[Dataset rows for apps and sites]
[Start of Attachment]

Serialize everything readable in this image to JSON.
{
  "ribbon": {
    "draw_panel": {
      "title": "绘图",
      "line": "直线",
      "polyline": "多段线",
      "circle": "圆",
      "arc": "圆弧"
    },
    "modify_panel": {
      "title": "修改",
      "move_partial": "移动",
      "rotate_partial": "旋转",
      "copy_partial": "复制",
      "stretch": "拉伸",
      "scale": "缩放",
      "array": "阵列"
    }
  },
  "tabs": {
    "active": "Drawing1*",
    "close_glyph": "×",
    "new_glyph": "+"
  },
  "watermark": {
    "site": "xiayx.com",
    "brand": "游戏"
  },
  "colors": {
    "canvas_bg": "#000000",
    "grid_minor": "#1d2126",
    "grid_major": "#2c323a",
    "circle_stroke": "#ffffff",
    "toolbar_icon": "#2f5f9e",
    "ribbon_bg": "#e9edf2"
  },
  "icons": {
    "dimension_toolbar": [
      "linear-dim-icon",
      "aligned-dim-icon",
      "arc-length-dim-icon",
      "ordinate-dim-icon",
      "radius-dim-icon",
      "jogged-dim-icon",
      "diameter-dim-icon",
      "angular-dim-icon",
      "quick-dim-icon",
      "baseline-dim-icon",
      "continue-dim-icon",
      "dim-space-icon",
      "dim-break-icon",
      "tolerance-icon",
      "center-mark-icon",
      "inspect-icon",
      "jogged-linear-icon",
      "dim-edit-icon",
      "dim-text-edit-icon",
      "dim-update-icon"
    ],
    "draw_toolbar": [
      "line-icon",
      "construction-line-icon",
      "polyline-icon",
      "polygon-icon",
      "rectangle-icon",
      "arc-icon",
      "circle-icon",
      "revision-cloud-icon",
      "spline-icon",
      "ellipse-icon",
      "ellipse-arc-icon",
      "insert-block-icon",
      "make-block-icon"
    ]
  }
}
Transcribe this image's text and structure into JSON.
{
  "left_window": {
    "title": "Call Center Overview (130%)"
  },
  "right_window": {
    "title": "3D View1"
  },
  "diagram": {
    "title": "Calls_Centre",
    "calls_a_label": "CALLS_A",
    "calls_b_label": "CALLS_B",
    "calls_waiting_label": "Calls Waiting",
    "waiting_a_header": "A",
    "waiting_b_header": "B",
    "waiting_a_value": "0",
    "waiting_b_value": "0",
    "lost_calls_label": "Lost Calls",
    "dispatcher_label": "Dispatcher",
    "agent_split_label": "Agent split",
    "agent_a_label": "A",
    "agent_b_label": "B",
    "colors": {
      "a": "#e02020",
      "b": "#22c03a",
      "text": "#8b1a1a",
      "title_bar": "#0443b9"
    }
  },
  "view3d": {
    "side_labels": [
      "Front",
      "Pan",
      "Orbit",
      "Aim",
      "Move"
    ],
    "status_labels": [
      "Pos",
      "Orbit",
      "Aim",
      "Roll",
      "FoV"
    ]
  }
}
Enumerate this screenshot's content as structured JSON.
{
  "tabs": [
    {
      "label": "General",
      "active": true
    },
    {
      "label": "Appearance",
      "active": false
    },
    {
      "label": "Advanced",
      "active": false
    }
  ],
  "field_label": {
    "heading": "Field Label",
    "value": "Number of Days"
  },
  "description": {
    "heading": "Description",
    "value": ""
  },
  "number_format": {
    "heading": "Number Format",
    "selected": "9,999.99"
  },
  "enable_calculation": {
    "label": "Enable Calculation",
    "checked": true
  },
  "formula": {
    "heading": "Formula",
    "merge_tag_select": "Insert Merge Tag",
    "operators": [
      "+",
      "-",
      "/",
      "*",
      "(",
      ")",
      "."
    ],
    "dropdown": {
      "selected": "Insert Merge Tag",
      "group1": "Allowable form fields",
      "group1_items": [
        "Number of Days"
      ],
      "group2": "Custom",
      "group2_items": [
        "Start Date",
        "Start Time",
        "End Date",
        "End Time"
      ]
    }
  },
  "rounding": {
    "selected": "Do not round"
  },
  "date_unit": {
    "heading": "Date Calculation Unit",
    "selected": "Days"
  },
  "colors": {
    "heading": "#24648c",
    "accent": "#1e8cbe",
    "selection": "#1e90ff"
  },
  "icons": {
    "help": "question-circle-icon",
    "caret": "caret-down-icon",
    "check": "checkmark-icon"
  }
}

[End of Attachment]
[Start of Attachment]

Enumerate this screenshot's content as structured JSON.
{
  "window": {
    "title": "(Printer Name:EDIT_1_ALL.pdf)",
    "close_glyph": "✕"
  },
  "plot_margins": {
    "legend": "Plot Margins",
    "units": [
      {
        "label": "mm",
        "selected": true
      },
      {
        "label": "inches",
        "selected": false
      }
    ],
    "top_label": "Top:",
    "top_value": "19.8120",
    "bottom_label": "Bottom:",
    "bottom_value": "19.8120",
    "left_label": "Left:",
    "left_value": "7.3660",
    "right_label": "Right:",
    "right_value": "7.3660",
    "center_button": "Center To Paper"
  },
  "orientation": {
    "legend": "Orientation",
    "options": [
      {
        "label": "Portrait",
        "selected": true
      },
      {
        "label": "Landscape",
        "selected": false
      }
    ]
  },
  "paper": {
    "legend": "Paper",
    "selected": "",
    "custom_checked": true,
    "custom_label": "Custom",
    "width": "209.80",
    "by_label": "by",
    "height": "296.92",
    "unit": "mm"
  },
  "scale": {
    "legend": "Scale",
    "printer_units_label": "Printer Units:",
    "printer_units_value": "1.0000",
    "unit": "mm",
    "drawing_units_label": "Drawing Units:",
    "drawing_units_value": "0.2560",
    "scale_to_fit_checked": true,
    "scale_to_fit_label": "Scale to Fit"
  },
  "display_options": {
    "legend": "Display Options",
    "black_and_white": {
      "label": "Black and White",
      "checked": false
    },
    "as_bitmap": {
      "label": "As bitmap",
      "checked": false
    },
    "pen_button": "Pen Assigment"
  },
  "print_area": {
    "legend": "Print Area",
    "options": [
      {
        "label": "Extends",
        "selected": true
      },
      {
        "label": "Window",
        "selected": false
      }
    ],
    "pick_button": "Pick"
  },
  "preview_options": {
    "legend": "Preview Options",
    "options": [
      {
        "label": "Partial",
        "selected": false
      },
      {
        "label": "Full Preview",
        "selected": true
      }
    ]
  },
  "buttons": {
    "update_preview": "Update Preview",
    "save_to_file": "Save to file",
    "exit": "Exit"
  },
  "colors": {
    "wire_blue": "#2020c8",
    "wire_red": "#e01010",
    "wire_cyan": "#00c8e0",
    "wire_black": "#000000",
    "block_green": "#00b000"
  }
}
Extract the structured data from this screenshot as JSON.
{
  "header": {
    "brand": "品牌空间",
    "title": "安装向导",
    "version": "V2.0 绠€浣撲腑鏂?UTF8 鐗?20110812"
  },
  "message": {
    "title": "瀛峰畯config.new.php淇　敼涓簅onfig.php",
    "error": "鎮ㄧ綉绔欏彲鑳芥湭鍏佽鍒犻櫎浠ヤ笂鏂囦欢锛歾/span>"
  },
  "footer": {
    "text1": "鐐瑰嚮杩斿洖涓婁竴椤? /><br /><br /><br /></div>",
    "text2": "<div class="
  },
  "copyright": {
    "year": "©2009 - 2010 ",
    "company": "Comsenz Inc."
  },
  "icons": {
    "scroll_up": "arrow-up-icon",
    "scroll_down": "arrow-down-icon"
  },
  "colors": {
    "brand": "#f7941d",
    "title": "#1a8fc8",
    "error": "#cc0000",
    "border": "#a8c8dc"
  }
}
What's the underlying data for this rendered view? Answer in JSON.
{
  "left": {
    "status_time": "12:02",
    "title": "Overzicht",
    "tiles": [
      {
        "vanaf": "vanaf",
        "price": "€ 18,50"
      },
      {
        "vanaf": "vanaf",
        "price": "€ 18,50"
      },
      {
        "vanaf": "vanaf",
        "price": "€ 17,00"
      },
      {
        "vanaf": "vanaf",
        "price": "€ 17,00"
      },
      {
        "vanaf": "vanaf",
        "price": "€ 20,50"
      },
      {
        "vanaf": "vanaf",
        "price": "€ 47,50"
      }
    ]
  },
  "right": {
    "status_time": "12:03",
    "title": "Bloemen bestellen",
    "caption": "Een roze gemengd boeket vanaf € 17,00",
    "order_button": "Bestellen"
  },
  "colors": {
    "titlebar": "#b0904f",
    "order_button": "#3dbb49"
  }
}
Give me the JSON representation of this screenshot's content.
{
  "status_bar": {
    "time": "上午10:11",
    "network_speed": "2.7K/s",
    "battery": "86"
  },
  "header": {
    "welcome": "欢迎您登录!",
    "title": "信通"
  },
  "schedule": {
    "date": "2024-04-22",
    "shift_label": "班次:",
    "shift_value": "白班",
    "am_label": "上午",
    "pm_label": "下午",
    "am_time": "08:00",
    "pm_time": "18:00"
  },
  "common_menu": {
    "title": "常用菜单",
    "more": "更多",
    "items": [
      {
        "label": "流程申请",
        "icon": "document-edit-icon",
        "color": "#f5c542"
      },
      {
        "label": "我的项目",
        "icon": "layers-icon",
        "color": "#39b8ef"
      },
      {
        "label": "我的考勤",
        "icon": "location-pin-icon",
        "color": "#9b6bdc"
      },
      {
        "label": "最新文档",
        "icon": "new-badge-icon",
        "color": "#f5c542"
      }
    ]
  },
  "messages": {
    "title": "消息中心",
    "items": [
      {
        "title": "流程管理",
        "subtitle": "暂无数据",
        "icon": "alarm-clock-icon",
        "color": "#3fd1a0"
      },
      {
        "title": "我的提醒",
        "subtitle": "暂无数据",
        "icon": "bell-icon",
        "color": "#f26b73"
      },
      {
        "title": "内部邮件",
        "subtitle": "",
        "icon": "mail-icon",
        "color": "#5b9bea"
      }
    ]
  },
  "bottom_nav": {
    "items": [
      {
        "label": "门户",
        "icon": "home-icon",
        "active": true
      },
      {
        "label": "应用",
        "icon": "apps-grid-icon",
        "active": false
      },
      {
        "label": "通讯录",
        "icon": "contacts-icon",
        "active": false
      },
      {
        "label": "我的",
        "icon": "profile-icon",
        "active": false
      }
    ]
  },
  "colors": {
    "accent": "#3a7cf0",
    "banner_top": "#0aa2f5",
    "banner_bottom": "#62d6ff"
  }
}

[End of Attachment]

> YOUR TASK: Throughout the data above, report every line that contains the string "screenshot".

> EXERCISE RESULT:
Enumerate this screenshot's content as structured JSON.
Enumerate this screenshot's content as structured JSON.
Extract the structured data from this screenshot as JSON.
Give me the JSON representation of this screenshot's content.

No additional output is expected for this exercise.